As I wrote in the comments above, I first was very sceptical about this change when Robert asked for it. In the meantime, however, my opinion changed a bit and I think the positive effects of the change most probably outweigh the negative ones.
Don't get me wrong, I still have the strong opinion there are currently too many community members around here who don't behave nicely:
downvoting and closing question with minor issues or no apparent issues (at least not apparent to me, so maybe my fault?)
refuse to give constructive or specific feedback to askers which are willing to improve their question (last example here, where after a full week of silence Thomas Owens finally was gracious enough to write a kind of answer I had expected to get from one of the initial high-rep close-voters).
stay away from curating questions actively, though they have more than enough rep for being able to do so
stay away from any reflective discussion like this one about the groups self-moderating style
mark questions frequently as duplicates of older questions which are way-too-general (or simply unsuitable) for giving the asker a helpful answer
give me the impression the only moderation tools they know are the downvote and the close vote button.
My fear was that the influence of those community members would increase even more when they now get a chance to close reasonable questions with just three votes, and probably it has become now. And I still don't buy Robert Harvey's argument that quick closing will motivate more askers to improve their question, so 3 reopen votes will actually lead to more improved, reopened questions, balancing the formerly described, IMHO abusive behaviour.

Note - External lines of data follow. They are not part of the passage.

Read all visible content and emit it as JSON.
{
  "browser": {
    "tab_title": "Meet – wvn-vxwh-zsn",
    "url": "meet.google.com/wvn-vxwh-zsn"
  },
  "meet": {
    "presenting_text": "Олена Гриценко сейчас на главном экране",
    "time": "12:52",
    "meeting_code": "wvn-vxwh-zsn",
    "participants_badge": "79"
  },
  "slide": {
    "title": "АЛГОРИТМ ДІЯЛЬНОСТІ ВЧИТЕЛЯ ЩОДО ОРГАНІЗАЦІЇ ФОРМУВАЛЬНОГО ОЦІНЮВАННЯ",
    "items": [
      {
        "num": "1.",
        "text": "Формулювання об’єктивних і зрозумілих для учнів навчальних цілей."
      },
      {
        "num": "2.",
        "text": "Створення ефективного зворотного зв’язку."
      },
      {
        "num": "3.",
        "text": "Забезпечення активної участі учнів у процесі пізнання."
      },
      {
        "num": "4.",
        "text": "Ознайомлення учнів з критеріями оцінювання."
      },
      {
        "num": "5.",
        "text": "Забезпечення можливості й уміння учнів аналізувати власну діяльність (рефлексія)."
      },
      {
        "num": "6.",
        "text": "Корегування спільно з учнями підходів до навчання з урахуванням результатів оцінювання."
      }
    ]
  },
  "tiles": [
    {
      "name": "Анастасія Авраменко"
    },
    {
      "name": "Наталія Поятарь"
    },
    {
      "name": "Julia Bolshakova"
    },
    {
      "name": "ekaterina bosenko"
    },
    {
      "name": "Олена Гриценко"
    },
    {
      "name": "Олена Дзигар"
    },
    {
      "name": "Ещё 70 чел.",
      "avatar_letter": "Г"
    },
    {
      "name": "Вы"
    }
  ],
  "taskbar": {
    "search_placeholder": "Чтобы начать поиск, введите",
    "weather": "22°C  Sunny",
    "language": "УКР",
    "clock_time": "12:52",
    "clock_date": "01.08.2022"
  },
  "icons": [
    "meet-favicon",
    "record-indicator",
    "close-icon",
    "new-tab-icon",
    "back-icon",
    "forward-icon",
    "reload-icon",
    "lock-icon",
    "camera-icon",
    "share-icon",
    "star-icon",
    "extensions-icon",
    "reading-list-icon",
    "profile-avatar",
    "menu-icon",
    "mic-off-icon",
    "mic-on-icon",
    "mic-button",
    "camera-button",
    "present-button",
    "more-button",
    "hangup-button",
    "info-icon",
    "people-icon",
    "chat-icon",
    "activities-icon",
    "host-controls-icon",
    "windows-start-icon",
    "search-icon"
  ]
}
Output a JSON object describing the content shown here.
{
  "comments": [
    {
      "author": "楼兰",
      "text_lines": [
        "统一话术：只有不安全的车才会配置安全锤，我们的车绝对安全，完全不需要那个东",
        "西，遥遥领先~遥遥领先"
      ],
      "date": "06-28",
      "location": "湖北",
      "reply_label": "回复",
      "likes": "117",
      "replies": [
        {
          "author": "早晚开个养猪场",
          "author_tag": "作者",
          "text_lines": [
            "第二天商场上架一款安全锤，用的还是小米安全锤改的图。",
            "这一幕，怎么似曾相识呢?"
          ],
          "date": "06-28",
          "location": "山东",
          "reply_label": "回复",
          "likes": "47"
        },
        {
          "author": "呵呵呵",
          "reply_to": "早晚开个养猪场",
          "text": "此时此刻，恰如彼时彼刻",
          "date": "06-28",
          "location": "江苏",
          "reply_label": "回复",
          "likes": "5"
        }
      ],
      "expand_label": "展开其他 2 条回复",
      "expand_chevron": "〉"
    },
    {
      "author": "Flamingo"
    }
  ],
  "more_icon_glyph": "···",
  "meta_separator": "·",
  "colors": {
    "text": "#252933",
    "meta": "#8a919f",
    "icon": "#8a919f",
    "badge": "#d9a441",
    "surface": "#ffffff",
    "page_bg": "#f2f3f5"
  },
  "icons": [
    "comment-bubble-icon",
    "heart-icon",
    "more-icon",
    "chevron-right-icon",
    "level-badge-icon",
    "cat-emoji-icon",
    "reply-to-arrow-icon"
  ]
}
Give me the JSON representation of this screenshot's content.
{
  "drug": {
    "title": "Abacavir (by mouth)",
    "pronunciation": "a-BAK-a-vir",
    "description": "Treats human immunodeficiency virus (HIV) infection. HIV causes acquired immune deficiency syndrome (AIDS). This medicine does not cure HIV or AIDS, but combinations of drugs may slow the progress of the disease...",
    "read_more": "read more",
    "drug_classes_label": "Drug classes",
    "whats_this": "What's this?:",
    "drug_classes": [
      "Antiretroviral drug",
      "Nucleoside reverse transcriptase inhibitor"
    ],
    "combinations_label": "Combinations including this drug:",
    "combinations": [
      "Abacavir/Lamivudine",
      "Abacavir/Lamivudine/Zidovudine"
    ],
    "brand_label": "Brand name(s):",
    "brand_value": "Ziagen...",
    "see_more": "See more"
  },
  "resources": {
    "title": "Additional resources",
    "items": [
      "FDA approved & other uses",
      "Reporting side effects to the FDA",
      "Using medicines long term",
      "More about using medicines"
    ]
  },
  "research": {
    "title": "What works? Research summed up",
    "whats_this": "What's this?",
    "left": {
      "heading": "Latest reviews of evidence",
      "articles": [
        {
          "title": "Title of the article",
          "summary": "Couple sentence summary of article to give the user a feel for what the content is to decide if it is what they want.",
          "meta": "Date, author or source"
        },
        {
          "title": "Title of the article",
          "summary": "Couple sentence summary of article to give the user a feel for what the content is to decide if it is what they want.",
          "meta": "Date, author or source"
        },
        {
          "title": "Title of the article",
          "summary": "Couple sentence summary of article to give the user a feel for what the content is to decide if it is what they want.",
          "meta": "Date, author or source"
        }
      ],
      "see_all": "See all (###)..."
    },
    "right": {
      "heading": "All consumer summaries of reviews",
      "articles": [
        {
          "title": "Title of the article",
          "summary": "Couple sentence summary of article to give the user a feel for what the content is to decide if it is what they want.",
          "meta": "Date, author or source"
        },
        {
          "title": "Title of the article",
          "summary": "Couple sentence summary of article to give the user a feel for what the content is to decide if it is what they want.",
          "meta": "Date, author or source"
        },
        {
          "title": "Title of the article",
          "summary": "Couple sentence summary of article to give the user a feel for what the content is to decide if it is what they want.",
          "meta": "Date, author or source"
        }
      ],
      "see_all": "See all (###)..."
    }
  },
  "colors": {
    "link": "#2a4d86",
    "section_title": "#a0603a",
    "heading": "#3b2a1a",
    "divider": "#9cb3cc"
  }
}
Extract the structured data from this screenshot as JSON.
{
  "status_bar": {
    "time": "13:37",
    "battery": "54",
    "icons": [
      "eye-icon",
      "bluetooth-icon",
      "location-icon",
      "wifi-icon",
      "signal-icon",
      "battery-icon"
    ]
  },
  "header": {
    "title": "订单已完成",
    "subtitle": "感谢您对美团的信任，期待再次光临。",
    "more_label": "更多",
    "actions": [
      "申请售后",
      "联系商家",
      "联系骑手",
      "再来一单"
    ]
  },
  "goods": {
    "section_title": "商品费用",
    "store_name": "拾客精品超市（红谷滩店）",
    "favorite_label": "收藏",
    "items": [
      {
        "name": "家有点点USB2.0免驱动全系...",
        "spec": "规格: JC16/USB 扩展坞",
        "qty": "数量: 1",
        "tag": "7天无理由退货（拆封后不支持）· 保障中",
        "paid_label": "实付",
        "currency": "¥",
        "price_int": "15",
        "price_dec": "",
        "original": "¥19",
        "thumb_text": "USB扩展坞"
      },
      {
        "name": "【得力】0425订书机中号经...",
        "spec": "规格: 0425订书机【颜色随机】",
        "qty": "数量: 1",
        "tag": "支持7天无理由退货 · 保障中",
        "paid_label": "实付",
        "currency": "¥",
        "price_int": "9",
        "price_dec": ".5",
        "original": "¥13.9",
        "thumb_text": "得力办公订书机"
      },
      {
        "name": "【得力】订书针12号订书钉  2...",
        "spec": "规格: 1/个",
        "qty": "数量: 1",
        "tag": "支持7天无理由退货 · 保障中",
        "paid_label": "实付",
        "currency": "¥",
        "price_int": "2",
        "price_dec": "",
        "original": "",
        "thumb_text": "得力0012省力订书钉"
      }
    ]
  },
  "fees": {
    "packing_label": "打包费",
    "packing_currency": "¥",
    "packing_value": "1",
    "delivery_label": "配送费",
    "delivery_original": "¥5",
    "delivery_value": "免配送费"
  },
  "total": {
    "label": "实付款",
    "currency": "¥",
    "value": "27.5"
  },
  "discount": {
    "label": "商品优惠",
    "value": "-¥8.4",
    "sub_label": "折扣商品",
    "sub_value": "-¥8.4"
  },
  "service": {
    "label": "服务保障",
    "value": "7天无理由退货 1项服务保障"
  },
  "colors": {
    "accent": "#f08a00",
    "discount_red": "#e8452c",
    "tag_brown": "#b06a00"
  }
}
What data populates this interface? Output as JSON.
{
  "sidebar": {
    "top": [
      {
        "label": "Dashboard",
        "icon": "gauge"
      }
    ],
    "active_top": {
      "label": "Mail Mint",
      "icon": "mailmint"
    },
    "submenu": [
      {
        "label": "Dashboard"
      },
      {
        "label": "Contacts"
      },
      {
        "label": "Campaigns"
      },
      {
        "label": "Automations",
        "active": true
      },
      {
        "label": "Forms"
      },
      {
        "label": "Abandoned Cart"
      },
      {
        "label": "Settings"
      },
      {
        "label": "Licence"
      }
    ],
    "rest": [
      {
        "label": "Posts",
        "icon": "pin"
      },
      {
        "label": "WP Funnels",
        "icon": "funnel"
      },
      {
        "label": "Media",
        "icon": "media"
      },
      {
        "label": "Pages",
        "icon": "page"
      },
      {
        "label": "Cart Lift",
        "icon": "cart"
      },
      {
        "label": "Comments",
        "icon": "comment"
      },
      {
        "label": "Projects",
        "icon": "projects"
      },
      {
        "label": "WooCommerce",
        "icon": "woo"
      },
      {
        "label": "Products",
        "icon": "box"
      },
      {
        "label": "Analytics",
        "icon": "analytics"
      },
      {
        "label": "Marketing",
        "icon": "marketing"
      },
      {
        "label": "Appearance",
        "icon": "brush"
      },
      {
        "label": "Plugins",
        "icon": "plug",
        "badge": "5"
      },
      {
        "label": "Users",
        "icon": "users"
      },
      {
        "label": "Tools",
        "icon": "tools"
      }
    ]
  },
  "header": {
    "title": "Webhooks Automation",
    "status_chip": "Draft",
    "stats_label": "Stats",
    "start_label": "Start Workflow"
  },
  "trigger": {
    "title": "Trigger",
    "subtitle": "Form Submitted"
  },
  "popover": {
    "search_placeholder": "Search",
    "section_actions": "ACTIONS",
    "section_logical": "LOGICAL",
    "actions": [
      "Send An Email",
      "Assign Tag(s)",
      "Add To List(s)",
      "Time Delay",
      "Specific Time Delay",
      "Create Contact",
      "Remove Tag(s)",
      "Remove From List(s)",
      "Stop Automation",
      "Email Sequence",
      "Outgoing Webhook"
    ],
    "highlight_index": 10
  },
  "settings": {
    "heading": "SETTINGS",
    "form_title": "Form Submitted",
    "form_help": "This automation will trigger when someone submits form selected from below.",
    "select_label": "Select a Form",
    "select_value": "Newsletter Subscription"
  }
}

On the other hand, I see this site being still flooded with way more unsuitable questions than ones which might be salvaged, and these kind of posts now vanish a lot more quickly than before from the site. So there is probably some collateral damage I have to accept here. And the fact Thomas gets a little bit unburdened from cleaning up cumbersome stuff is definitely a positive one.
Of course, all what I wrote above is not based on any statistics, just my personal impression, so I am looking forward to see a statistical summary at the end of the experiment.
I can understand why you are willing to try the way that has proven to work so well at Stack Overflow. I am observing it for about half year now and it looks really impressive and, which is especially promising, it seems to be free from (serious) negative side effects.
On the other hand, there is no guarantee that this will work well here. Rather opposite, I think we better be sceptical because as was pointed in comments we already experimented with such a change about five years ago and back then, results weren't encouraging.
Speaking of that prior experiment, I decided to re-visit and study past discussions about how it went (here, here and here) to see what we can learn from it. I found lots of insightful considerations posted back then and I strongly recommend checking these.
That said, studying these prior discussions left me uncertain about whether it is worth having this change now or not. Some points for or against it I've seen were apparently relevant back then but seem to be no longer applicable. It was particularly striking to discover that my own reservations against this change no longer hold.
It looks like in the years that passed site has changed too much to rely on analysis and conclusions made back then.
We had site name change (which seemed to have much more profound impact than I anticipated), we had a noticeable change in the way how diamond moderators approach blatantly off-topic questions. I think we even had some shift in topicality due to successful rise of the sites that handle law and open source topics (can't say for others but to me this changed alot in the way how I approach these topics at our site).
Suming up above, I think we could give this change yet another try - run an experiment with 3 close / reopen votes for a month or two and study how it works. Maybe this time it will help getting reopen votes work like it did at Stack Overflow (it failed in our previous experiment but reasons for that seem to no longer hold).